Required work: Your answer should reproduce every line of the material in which the word "name" occurs.

Data section:
+-------+
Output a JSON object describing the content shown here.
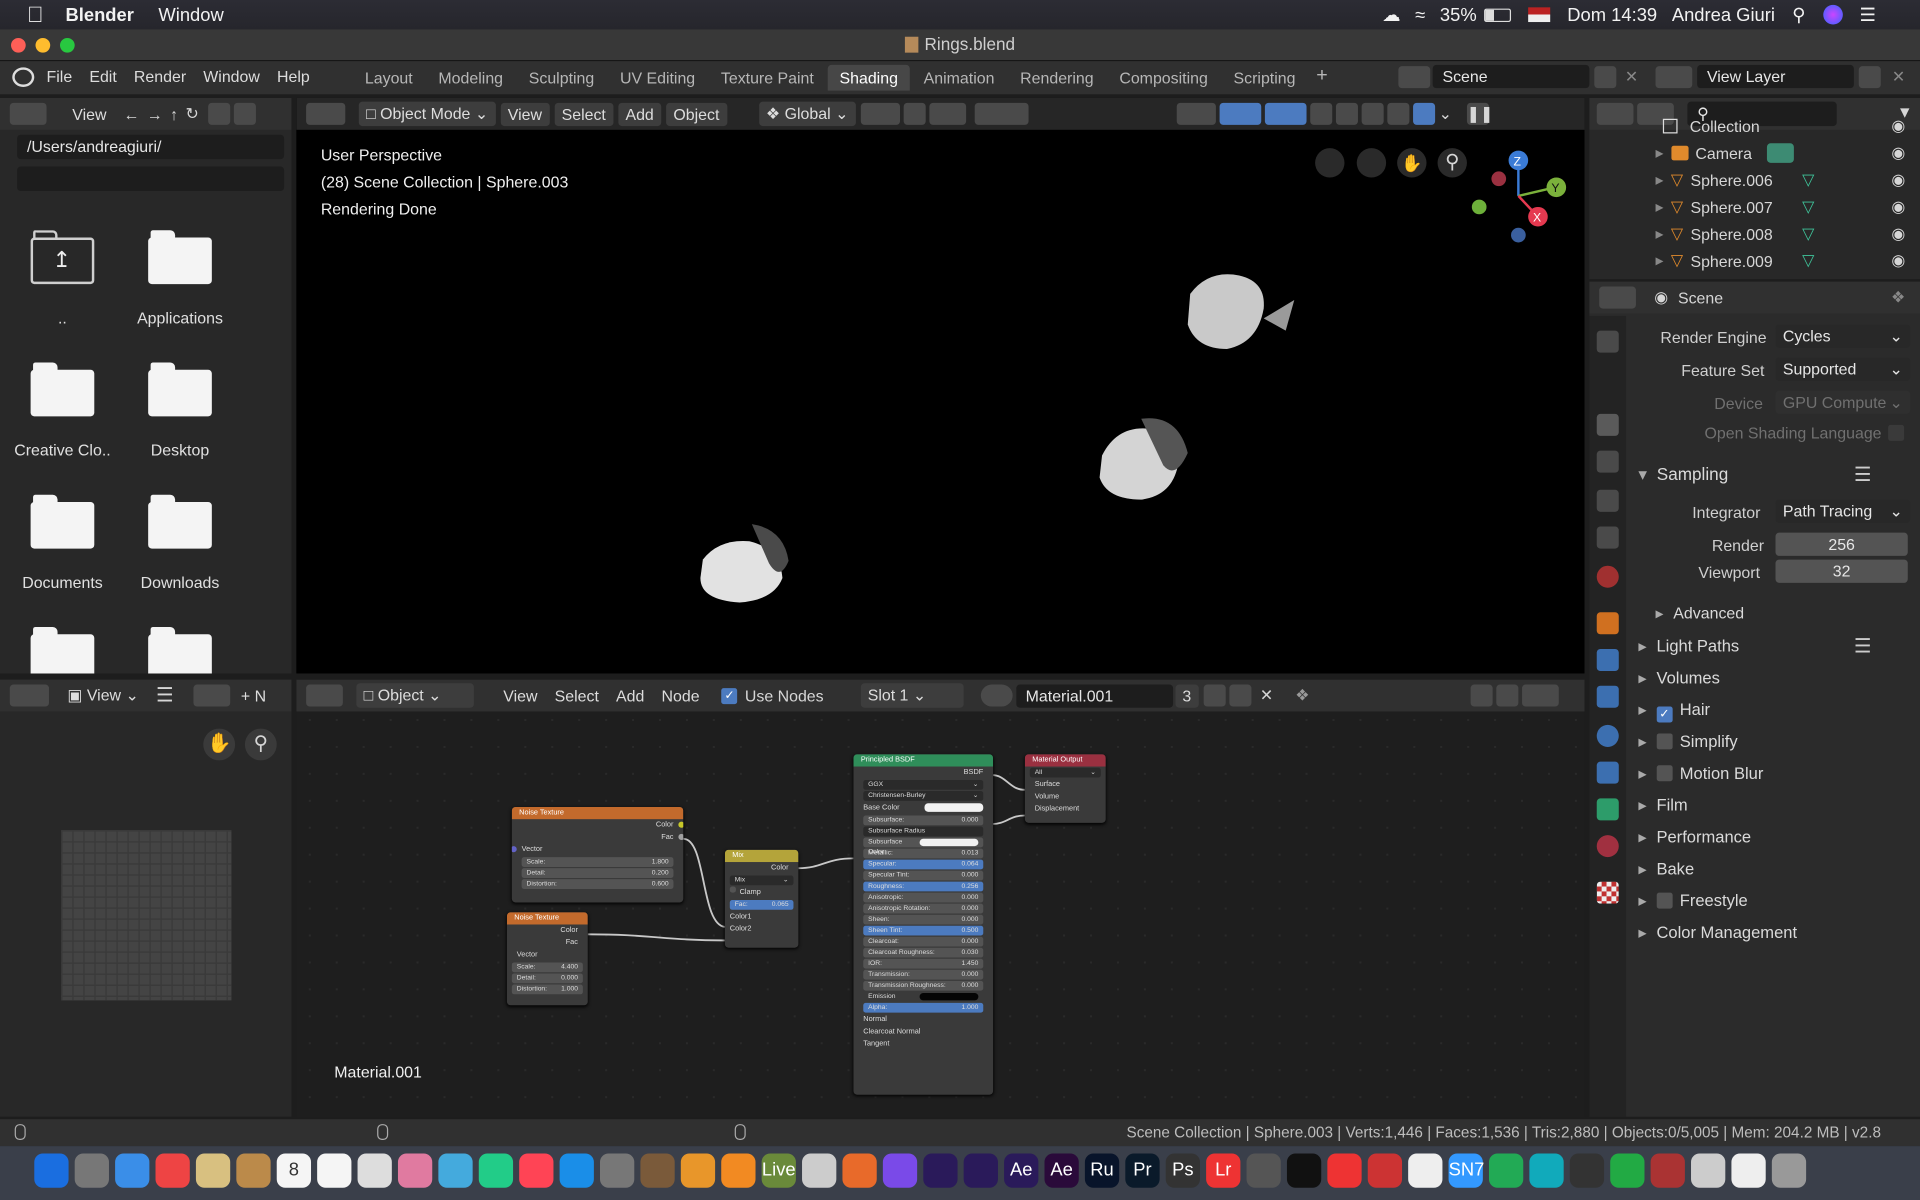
{
  "menubar": {
    "app": "Blender",
    "menu": "Window",
    "battery": "35%",
    "clock": "Dom 14:39",
    "user": "Andrea Giuri"
  },
  "window": {
    "title": "Rings.blend"
  },
  "header": {
    "menus": [
      "File",
      "Edit",
      "Render",
      "Window",
      "Help"
    ],
    "workspaces": [
      "Layout",
      "Modeling",
      "Sculpting",
      "UV Editing",
      "Texture Paint",
      "Shading",
      "Animation",
      "Rendering",
      "Compositing",
      "Scripting"
    ],
    "active_workspace": "Shading",
    "scene": "Scene",
    "view_layer": "View Layer"
  },
  "filebrowser": {
    "view_label": "View",
    "path": "/Users/andreagiuri/",
    "filter": "",
    "items": [
      "..",
      "Applications",
      "Creative Clo..",
      "Desktop",
      "Documents",
      "Downloads",
      "",
      ""
    ]
  },
  "viewport": {
    "mode": "Object Mode",
    "menus": [
      "View",
      "Select",
      "Add",
      "Object"
    ],
    "orientation": "Global",
    "info_lines": [
      "User Perspective",
      "(28) Scene Collection | Sphere.003",
      "Rendering Done"
    ],
    "axes": [
      "Z",
      "Y",
      "X"
    ]
  },
  "outliner": {
    "items": [
      {
        "name": "Collection",
        "icon": "collection-icon"
      },
      {
        "name": "Camera",
        "icon": "camera-icon"
      },
      {
        "name": "Sphere.006",
        "icon": "mesh-icon"
      },
      {
        "name": "Sphere.007",
        "icon": "mesh-icon"
      },
      {
        "name": "Sphere.008",
        "icon": "mesh-icon"
      },
      {
        "name": "Sphere.009",
        "icon": "mesh-icon"
      }
    ]
  },
  "properties": {
    "title": "Scene",
    "render_engine_label": "Render Engine",
    "render_engine": "Cycles",
    "feature_set_label": "Feature Set",
    "feature_set": "Supported",
    "device_label": "Device",
    "device": "GPU Compute",
    "osl_label": "Open Shading Language",
    "sampling": "Sampling",
    "integrator_label": "Integrator",
    "integrator": "Path Tracing",
    "render_label": "Render",
    "render_samples": "256",
    "viewport_label": "Viewport",
    "viewport_samples": "32",
    "advanced": "Advanced",
    "sections": [
      {
        "label": "Light Paths",
        "checkbox": null
      },
      {
        "label": "Volumes",
        "checkbox": null
      },
      {
        "label": "Hair",
        "checkbox": true
      },
      {
        "label": "Simplify",
        "checkbox": false
      },
      {
        "label": "Motion Blur",
        "checkbox": false
      },
      {
        "label": "Film",
        "checkbox": null
      },
      {
        "label": "Performance",
        "checkbox": null
      },
      {
        "label": "Bake",
        "checkbox": null
      },
      {
        "label": "Freestyle",
        "checkbox": false
      },
      {
        "label": "Color Management",
        "checkbox": null
      }
    ]
  },
  "imageeditor": {
    "view_label": "View",
    "new_label": "N"
  },
  "nodeeditor": {
    "object_label": "Object",
    "menus": [
      "View",
      "Select",
      "Add",
      "Node"
    ],
    "use_nodes": "Use Nodes",
    "slot": "Slot 1",
    "material": "Material.001",
    "users": "3",
    "corner_label": "Material.001",
    "nodes": {
      "noise1": {
        "title": "Noise Texture",
        "out": [
          "Color",
          "Fac"
        ],
        "vector": "Vector",
        "fields": [
          [
            "Scale:",
            "1.800"
          ],
          [
            "Detail:",
            "0.200"
          ],
          [
            "Distortion:",
            "0.600"
          ]
        ]
      },
      "noise2": {
        "title": "Noise Texture",
        "out": [
          "Color",
          "Fac"
        ],
        "vector": "Vector",
        "fields": [
          [
            "Scale:",
            "4.400"
          ],
          [
            "Detail:",
            "0.000"
          ],
          [
            "Distortion:",
            "1.000"
          ]
        ]
      },
      "mix": {
        "title": "Mix",
        "out": "Color",
        "blend": "Mix",
        "clamp": "Clamp",
        "fac": [
          "Fac:",
          "0.065"
        ],
        "inputs": [
          "Color1",
          "Color2"
        ]
      },
      "bsdf": {
        "title": "Principled BSDF",
        "out": "BSDF",
        "dist": "GGX",
        "sss": "Christensen-Burley",
        "base_color": "Base Color",
        "rows": [
          [
            "Subsurface:",
            "0.000"
          ],
          [
            "Subsurface Radius",
            ""
          ],
          [
            "Subsurface Color",
            ""
          ],
          [
            "Metallic:",
            "0.013"
          ],
          [
            "Specular:",
            "0.064"
          ],
          [
            "Specular Tint:",
            "0.000"
          ],
          [
            "Roughness:",
            "0.256"
          ],
          [
            "Anisotropic:",
            "0.000"
          ],
          [
            "Anisotropic Rotation:",
            "0.000"
          ],
          [
            "Sheen:",
            "0.000"
          ],
          [
            "Sheen Tint:",
            "0.500"
          ],
          [
            "Clearcoat:",
            "0.000"
          ],
          [
            "Clearcoat Roughness:",
            "0.030"
          ],
          [
            "IOR:",
            "1.450"
          ],
          [
            "Transmission:",
            "0.000"
          ],
          [
            "Transmission Roughness:",
            "0.000"
          ],
          [
            "Emission",
            ""
          ],
          [
            "Alpha:",
            "1.000"
          ]
        ],
        "vectors": [
          "Normal",
          "Clearcoat Normal",
          "Tangent"
        ]
      },
      "output": {
        "title": "Material Output",
        "target": "All",
        "inputs": [
          "Surface",
          "Volume",
          "Displacement"
        ]
      }
    }
  },
  "statusbar": {
    "text": "Scene Collection | Sphere.003 | Verts:1,446 | Faces:1,536 | Tris:2,880 | Objects:0/5,005 | Mem: 204.2 MB | v2.8"
  },
  "dock": {
    "calendar_day": "8",
    "labels": [
      "Ae",
      "Ae",
      "Ru",
      "Pr",
      "Ps",
      "Lr",
      "SN7",
      "Live"
    ]
  }
}
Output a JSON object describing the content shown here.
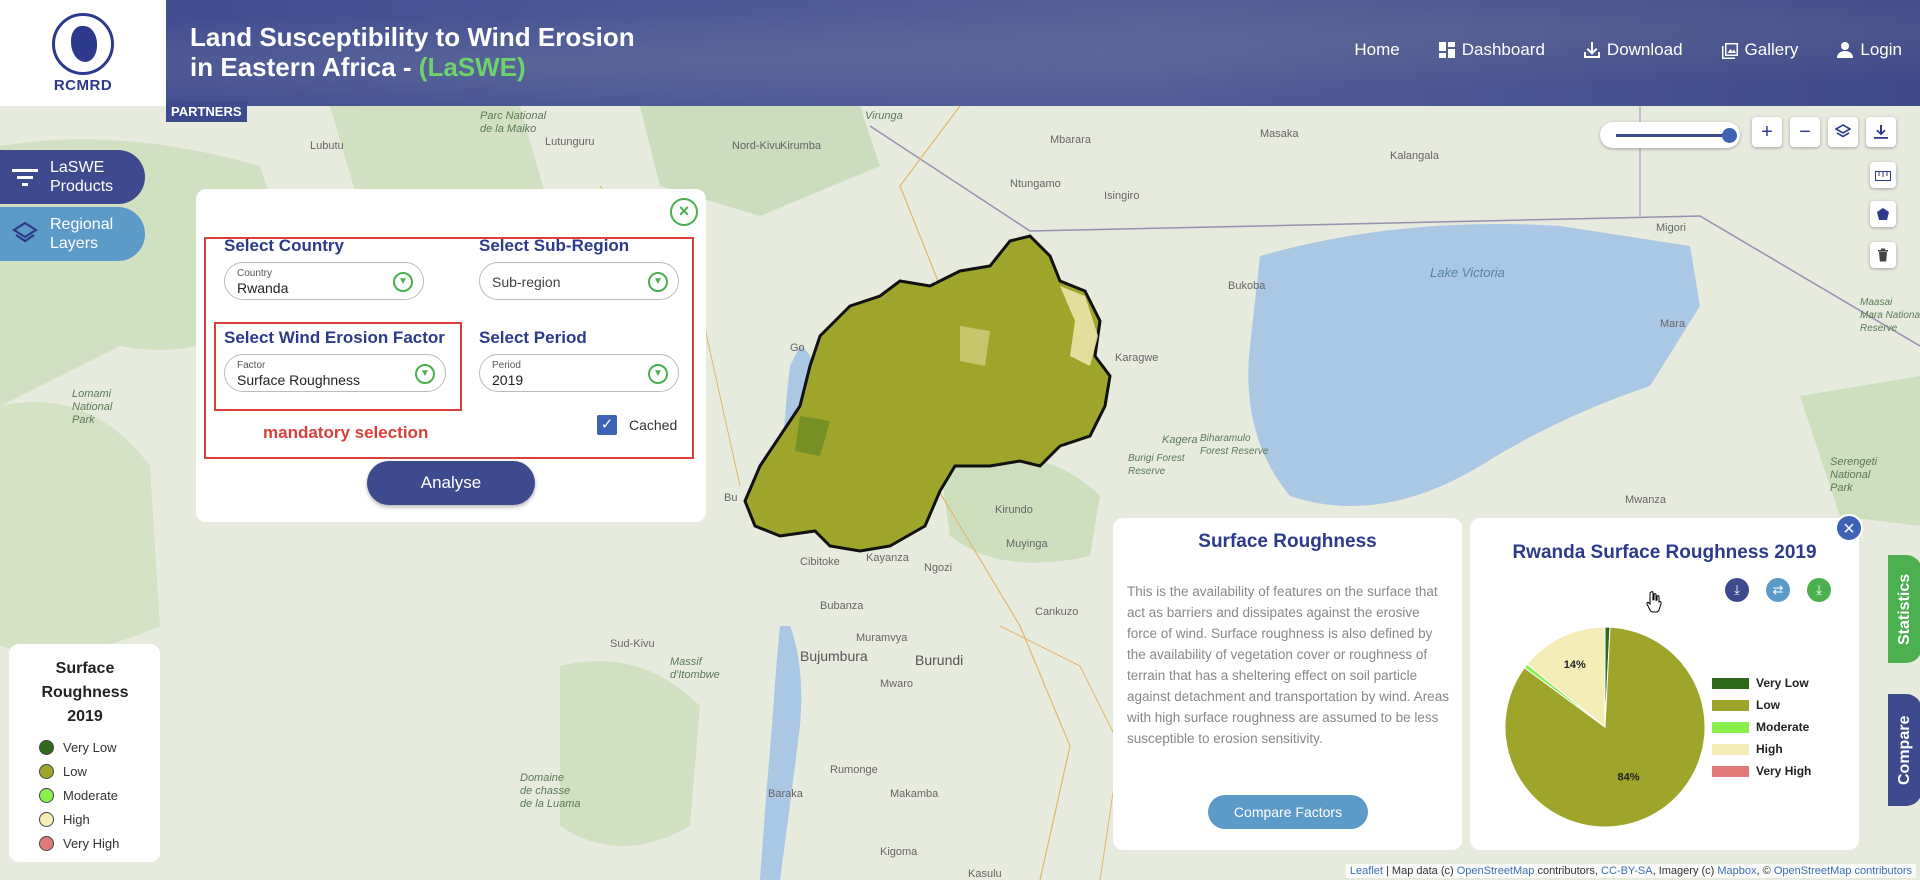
{
  "header": {
    "logo_text": "RCMRD",
    "title_main": "Land Susceptibility to Wind Erosion in Eastern Africa - ",
    "title_accent": "(LaSWE)",
    "partners_label": "PARTNERS",
    "nav": [
      {
        "label": "Home",
        "icon": "none"
      },
      {
        "label": "Dashboard",
        "icon": "dashboard-icon"
      },
      {
        "label": "Download",
        "icon": "download-icon"
      },
      {
        "label": "Gallery",
        "icon": "gallery-icon"
      },
      {
        "label": "Login",
        "icon": "user-icon"
      }
    ]
  },
  "sidebar": {
    "products_label": "LaSWE Products",
    "layers_label": "Regional Layers"
  },
  "selection": {
    "country_heading": "Select Country",
    "country_caption": "Country",
    "country_value": "Rwanda",
    "subregion_heading": "Select Sub-Region",
    "subregion_placeholder": "Sub-region",
    "factor_heading": "Select Wind Erosion Factor",
    "factor_caption": "Factor",
    "factor_value": "Surface Roughness",
    "period_heading": "Select Period",
    "period_caption": "Period",
    "period_value": "2019",
    "mandatory_note": "mandatory selection",
    "cached_label": "Cached",
    "cached_checked": true,
    "analyse_label": "Analyse"
  },
  "map": {
    "labels": [
      {
        "text": "Parc National\nde la Maiko",
        "cls": "it"
      },
      {
        "text": "Lutunguru",
        "cls": ""
      },
      {
        "text": "Lubutu",
        "cls": ""
      },
      {
        "text": "Virunga",
        "cls": "it"
      },
      {
        "text": "Nord-Kivu",
        "cls": ""
      },
      {
        "text": "Kirumba",
        "cls": ""
      },
      {
        "text": "Mbarara",
        "cls": ""
      },
      {
        "text": "Masaka",
        "cls": ""
      },
      {
        "text": "Kalangala",
        "cls": ""
      },
      {
        "text": "Isingiro",
        "cls": ""
      },
      {
        "text": "Ntungamo",
        "cls": ""
      },
      {
        "text": "Lake Victoria",
        "cls": "lake"
      },
      {
        "text": "Bukoba",
        "cls": ""
      },
      {
        "text": "Karagwe",
        "cls": ""
      },
      {
        "text": "Kagera",
        "cls": "it"
      },
      {
        "text": "Burigi Forest\nReserve",
        "cls": "it"
      },
      {
        "text": "Biharamulo\nForest Reserve",
        "cls": "it"
      },
      {
        "text": "Migori",
        "cls": ""
      },
      {
        "text": "Mara",
        "cls": ""
      },
      {
        "text": "Maasai\nMara National\nReserve",
        "cls": "it"
      },
      {
        "text": "Serengeti\nNational\nPark",
        "cls": "it"
      },
      {
        "text": "Kirundo",
        "cls": ""
      },
      {
        "text": "Muyinga",
        "cls": ""
      },
      {
        "text": "Ngozi",
        "cls": ""
      },
      {
        "text": "Kayanza",
        "cls": ""
      },
      {
        "text": "Cibitoke",
        "cls": ""
      },
      {
        "text": "Bubanza",
        "cls": ""
      },
      {
        "text": "Muramvya",
        "cls": ""
      },
      {
        "text": "Bujumbura",
        "cls": "big"
      },
      {
        "text": "Burundi",
        "cls": "big"
      },
      {
        "text": "Mwaro",
        "cls": ""
      },
      {
        "text": "Sud-Kivu",
        "cls": ""
      },
      {
        "text": "Massif\nd'Itombwe",
        "cls": "it"
      },
      {
        "text": "Lomami\nNational\nPark",
        "cls": "it"
      },
      {
        "text": "Rumonge",
        "cls": ""
      },
      {
        "text": "Baraka",
        "cls": ""
      },
      {
        "text": "Makamba",
        "cls": ""
      },
      {
        "text": "Kasulu",
        "cls": ""
      },
      {
        "text": "Kigoma",
        "cls": ""
      },
      {
        "text": "Mwanza",
        "cls": ""
      },
      {
        "text": "Domaine\nde chasse\nde la Luama",
        "cls": "it"
      },
      {
        "text": "Cankuzo",
        "cls": ""
      },
      {
        "text": "Go",
        "cls": ""
      },
      {
        "text": "Bu",
        "cls": ""
      }
    ]
  },
  "legend": {
    "title": "Surface Roughness 2019",
    "items": [
      {
        "label": "Very Low",
        "color": "#2f6a1c"
      },
      {
        "label": "Low",
        "color": "#9ea52a"
      },
      {
        "label": "Moderate",
        "color": "#8cf04c"
      },
      {
        "label": "High",
        "color": "#f5edb8"
      },
      {
        "label": "Very High",
        "color": "#e07a7a"
      }
    ]
  },
  "info": {
    "title": "Surface Roughness",
    "description": "This is the availability of features on the surface that act as barriers and dissipates against the erosive force of wind. Surface roughness is also defined by the availability of vegetation cover or roughness of terrain that has a sheltering effect on soil particle against detachment and transportation by wind. Areas with high surface roughness are assumed to be less susceptible to erosion sensitivity.",
    "compare_label": "Compare Factors"
  },
  "chart_panel": {
    "title": "Rwanda Surface Roughness 2019",
    "tools": [
      "download-icon",
      "swap-icon",
      "download-icon"
    ]
  },
  "chart_data": {
    "type": "pie",
    "title": "Rwanda Surface Roughness 2019",
    "categories": [
      "Very Low",
      "Low",
      "Moderate",
      "High",
      "Very High"
    ],
    "values": [
      0.8,
      84.3,
      0.7,
      14.2,
      0.0
    ],
    "data_labels": {
      "Low": "84%",
      "High": "14%"
    },
    "colors": [
      "#2f6a1c",
      "#9ea52a",
      "#8cf04c",
      "#f5edb8",
      "#e07a7a"
    ],
    "legend_position": "right"
  },
  "tabs": {
    "statistics": "Statistics",
    "compare": "Compare"
  },
  "attribution": {
    "leaflet": "Leaflet",
    "text1": " | Map data (c) ",
    "osm": "OpenStreetMap",
    "text2": " contributors, ",
    "cc": "CC-BY-SA",
    "text3": ", Imagery (c) ",
    "mapbox": "Mapbox",
    "text4": ", © ",
    "osm2": "OpenStreetMap contributors"
  }
}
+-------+
Response:
        "name": "Collection",
        "name": "Camera",
        "name": "Sphere.006",
        "name": "Sphere.007",
        "name": "Sphere.008",
        "name": "Sphere.009",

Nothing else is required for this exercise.